Agenda item

Councillors Questions

To answer any questions from Councillors under Rule 10 of the Council Procedure Rules.

 

Details of any questions received will be reported at the meeting.

 

(Note: There is a time limit of one minute for asking a question and three minutes for its answer, with supplementary questions being allowed, with a total of 30 minutes for all questions).

Minutes:

Question one from Councillor Eden-Green

 

Given that Canterbury City Council is planning to build some 11,000 houses on the Eastern, Southern and Western flanks of the City, why is there still no comprehensive plan to deal with the resultant traffic and pollution on the ring road?

 

Response by the Leader

 

The joint Kent County Council and Canterbury City Council Transport Strategy (2017) set out the approach to dealing with the predicted additional demand to travel and proposed measures and targets to mitigate this.

 

The Air Quality Action Plan (2018) set out measures and targets to deal with matters in regard to air quality.

 

As the Highway Authority, the responsibility for tackling traffic congestion and the resultant air pollution rested with Kent County Council but Canterbury City Council used its influence wherever possible as well as providing direct investment to help in a number of areas.

 

Examples of the sustainable transport initiatives and projects that the council was currently delivering were given as follows:

 

·         Operating and subsidising over two thousand Park & Ride spaces with plans to expand at Wincheap

·         Investment in ANPR technology in our car parks that will provide real time data to reduce driver time searching for spaces

·         Helping to progress road infrastructure schemes which will relieve ring road congestion such as the Wincheap off-slip and an eastern by-pass

·         Investment in new cycle routes such as the Canterbury riverside link between Asda and Vauxhall Avenue and extension to the Crab & Winkle Way in Whitstable

·         Investment in pedestrian areas in the city such as Best Lane/Friars and St Georges Street

·         Establishment of a Sustainable Transport Forum to help develop future transport ideas

·         Part of a Quality Bus Partnership, contributing an annual investment in new bus shelters

·         A ‘Park & Pedal’ initiative that allows people to park for free at Wincheap Park and Ride (and in the near future at Sturry Park and Ride) and cycle to work

·         Installation of a first phase of electric vehicle charge points (9 double on-street and 3 off-street) using green energy from Vantenfall’s off-shore wind farm

·         Plans to introduce a car club and cycle hire scheme

 

Question two from Councillor Warley

 

“At Full Council on 14/2/19 you spoke against the Labour Group proposal to fund an Affordable Homes Team tasked with finding sites to build Council homes on. You stated that such a team in effect already exists and that there are a number of plans in the pipeline to build Council homes in the District but that you were unable to provide specific details of those plans.

 

10 weeks on from that meeting can you please specify in detail to this Full Council the sites that have been identified since the beginning of this calendar year, the number of council homes to be built and the projected commencement and completion dates of those building programmes?”

 

Response by the Leader

 

Initially, the quickest and easiest way to get more council homes was to buy former council properties on the open market.
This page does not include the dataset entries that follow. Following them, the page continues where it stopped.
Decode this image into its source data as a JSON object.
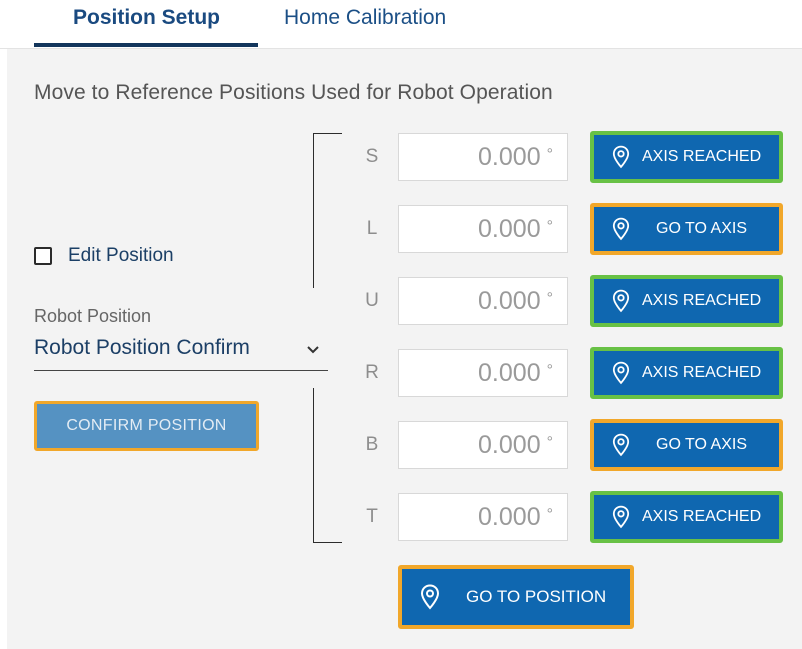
{
  "tabs": [
    {
      "label": "Position Setup",
      "active": true
    },
    {
      "label": "Home Calibration",
      "active": false
    }
  ],
  "heading": "Move to Reference Positions Used for Robot Operation",
  "edit_position": {
    "label": "Edit Position",
    "checked": false
  },
  "robot_position": {
    "label": "Robot Position",
    "value": "Robot Position Confirm"
  },
  "confirm_button": "CONFIRM POSITION",
  "axes": [
    {
      "name": "S",
      "value": "0.000",
      "unit": "°",
      "button": "AXIS REACHED",
      "status": "reached"
    },
    {
      "name": "L",
      "value": "0.000",
      "unit": "°",
      "button": "GO TO AXIS",
      "status": "goto"
    },
    {
      "name": "U",
      "value": "0.000",
      "unit": "°",
      "button": "AXIS REACHED",
      "status": "reached"
    },
    {
      "name": "R",
      "value": "0.000",
      "unit": "°",
      "button": "AXIS REACHED",
      "status": "reached"
    },
    {
      "name": "B",
      "value": "0.000",
      "unit": "°",
      "button": "GO TO AXIS",
      "status": "goto"
    },
    {
      "name": "T",
      "value": "0.000",
      "unit": "°",
      "button": "AXIS REACHED",
      "status": "reached"
    }
  ],
  "go_to_position": "GO TO POSITION",
  "colors": {
    "primary": "#0f67b0",
    "reached_border": "#68c145",
    "goto_border": "#f1a72a",
    "tab_active": "#1a4a80"
  },
  "icons": {
    "pin": "location-pin-icon",
    "chevron": "chevron-down-icon"
  }
}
It required minimal resources and could start immediately. In the three years from 2015/2016 to 2017/18, we brought 47 properties for just under £10 million.

 

In the short term the council was undertaking to do the following –

·         Complete remodelling of Parham Road.

·         Implement planning permissions that we already have for the former site of the Sturry Road Social Club (10 bungalows) and 64 Warwick Road (8 flats).

·         Implement the findings of an LGA-funded study by consultants for 19 plots, which should produce 52 flats and houses at an estimated cost of £8.3 million by undertaking more detailed financial viability studies and applications for planning permission. Delivery was expected in 2012-22.

 

In the medium term (5-15 year) the council was seeking to buy groups of properties designed to our specifications from developers on Local Plan sites, which would also encourage developers to bring sites forward.

 

In the long term (10 to 15 years onward) the council would seek to regenerate obsolete or unpopular HRA assets, increasing density and introducing market tenures to cross-subsidise council homes. These projects would be complex, requiring considerable consultation and community engagement. Buying properties sold under ‘right to buy’, either by agreement or compulsory purchase would have to be factored into the financial viability modelling.

 

Supplementary question by Councillor Warley

 

How many potential homes had been since the start of the year?

 

Response by the Leader

 

Sites for around 300 potential homes had been identified since January 2019.